I’ve found my thick pack of papers from February’s SDLP conference in the Slieve Donard Hotel in Newcastle and the memories are flooding back. Right in the heart of Margaret Ritchie’s rain-swept South Down constituency, she wrestled the leadership of the party from the clutches of Alasdair McDonnell.
Lamp posts were adorned with water-damaged posters. Inside the hotel, there was the air of an Ideal Home Exhibition with badges and stickers being handed out everywhere you went.
… the candidates’ youthful supporters were wearing branded T-shirts, and sticking badges on anyone who would take them. Unfortunately young women, wearing short skirts and “I’m with Alasdair” T-shirts didn’t really match McDonnell’s image. And I’m not sure Margaret Ritchie benefited from helium balloons and the outdoor posters whose ink ran in the rain.
Over two and a bit days, the party tried to squeeze in debate around 172 motions. The social and party aspects of the Social Democratic and Labour Party were evident by the late – and sparse – start on the Saturday morning.
There was much talk about the potential devolution of policing and justice, and much finger wagging in the direction of Alliance “as they preen themselves for undue office”.
Mark Durkan delivered his last speech as party leader: an emotional seventeen page affair. Much applause and many tears. Back in February I commented:
I saw an old-fashioned party with social media logos on their conference platform stage. I saw the golden opportunity of a live broadcast given over to the outgoing leader’s speech rather than launching the new leader’s vision.
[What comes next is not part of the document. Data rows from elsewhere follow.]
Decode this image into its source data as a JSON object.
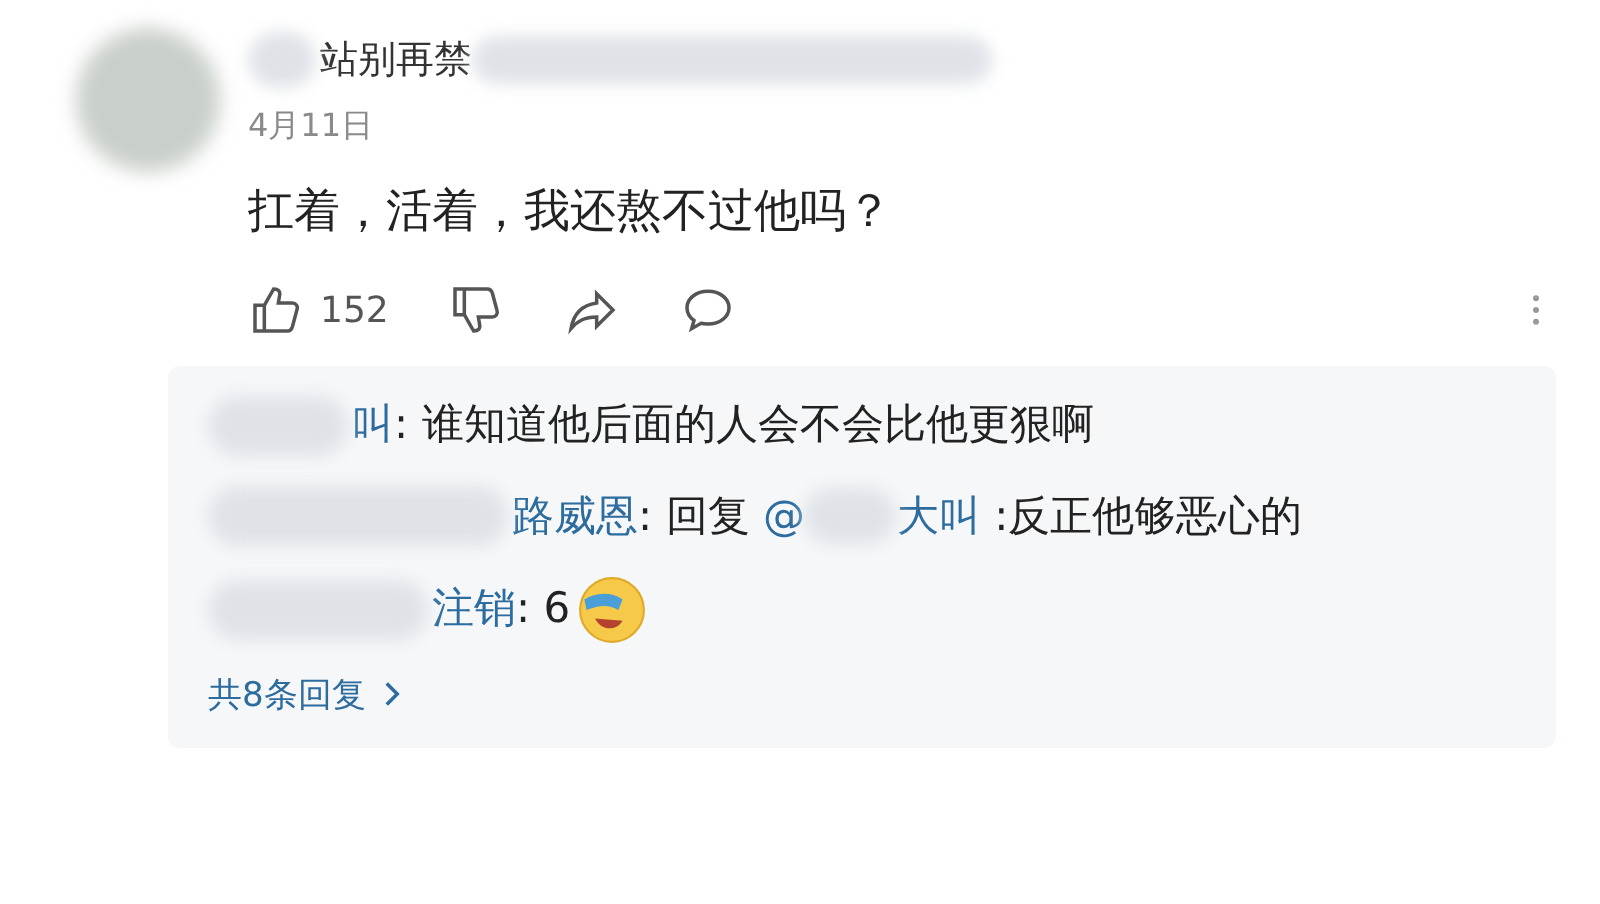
{
  "comment": {
    "author": "站别再禁",
    "date": "4月11日",
    "text": "扛着，活着，我还熬不过他吗？",
    "likes": "152"
  },
  "replies": [
    {
      "author": "叫",
      "text": ": 谁知道他后面的人会不会比他更狠啊"
    },
    {
      "author": "路威恩",
      "reply_label": ": 回复",
      "mention": "@",
      "mention_tail": "大叫",
      "text": " :反正他够恶心的"
    },
    {
      "author": "注销",
      "text": ": 6",
      "emoji": true
    }
  ],
  "more_replies": "共8条回复"
}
I heard no one say a bad word about Mark Durkan.
But for all the talk of change, I’m not sure how the public will notice the SDLP different next week, next month or next year.
Margaret Ritchie’s stump speech outlined her vision:
We will build a strong economy in the North (our opponents are a laughing stock on the economy)
We will reconcile our divided society (our opponents don’t even believe in a Shared Future)
We will, in time, deliver a United Ireland but we will be credible. (Our opponents think the takeover will happen in 2016 because it is the 100th anniversary of the Easter Rising. Not credible.
Following the example of other parties, the agenda for the SDLP conference this weekend in Belfast will be one filled with panel discussions.
After 10 minutes on Parades, and 20 on Justice, an hour and a half has been set aside tonight for a discussion about Jobs and the Economy with chair Alasdair McDonnell joined by economists like John Simpson and Oxford Economics’ Neil Gibson.
Saturday morning devotes a 90 minute slot to A Shared Society with the Presbyterian Moderator Norman Hamilton joining CRC’s Duncan Morrow and others in a discussion chaired by Conall McDevitt.
And on Saturday afternoon after the live TV coverage (strike permitting?) has finished, Mark Durkan will chair an all-island panel discussing A United Ireland.
The three panels exactly match Margaret Ritchie’s three-stranded vision from February.
Margaret Ritchie ran for leadership under the slogan of “Let’s Make History”. While history is a long term venture – usually written up after you’re long gone – I’m still not sure if I can yet point to tangible evidence of solid foundations being built in the nine months since her election as leader. The party is definitely continuing on in the direction that she set, but is it really snapping at Sinn Fein and the DUP’s heels?
Hopefully I’ll be along at the conference on Saturday morning. The first thing I’ll check in the conference manual will be to see if Cromac Branch have submitted the same motion as last year!
(Motion 78, February 2010) Conference urges the Assembly Group to resign from the Executive and to form an Opposition to the DUP/SF Coalition.
Now that would make history.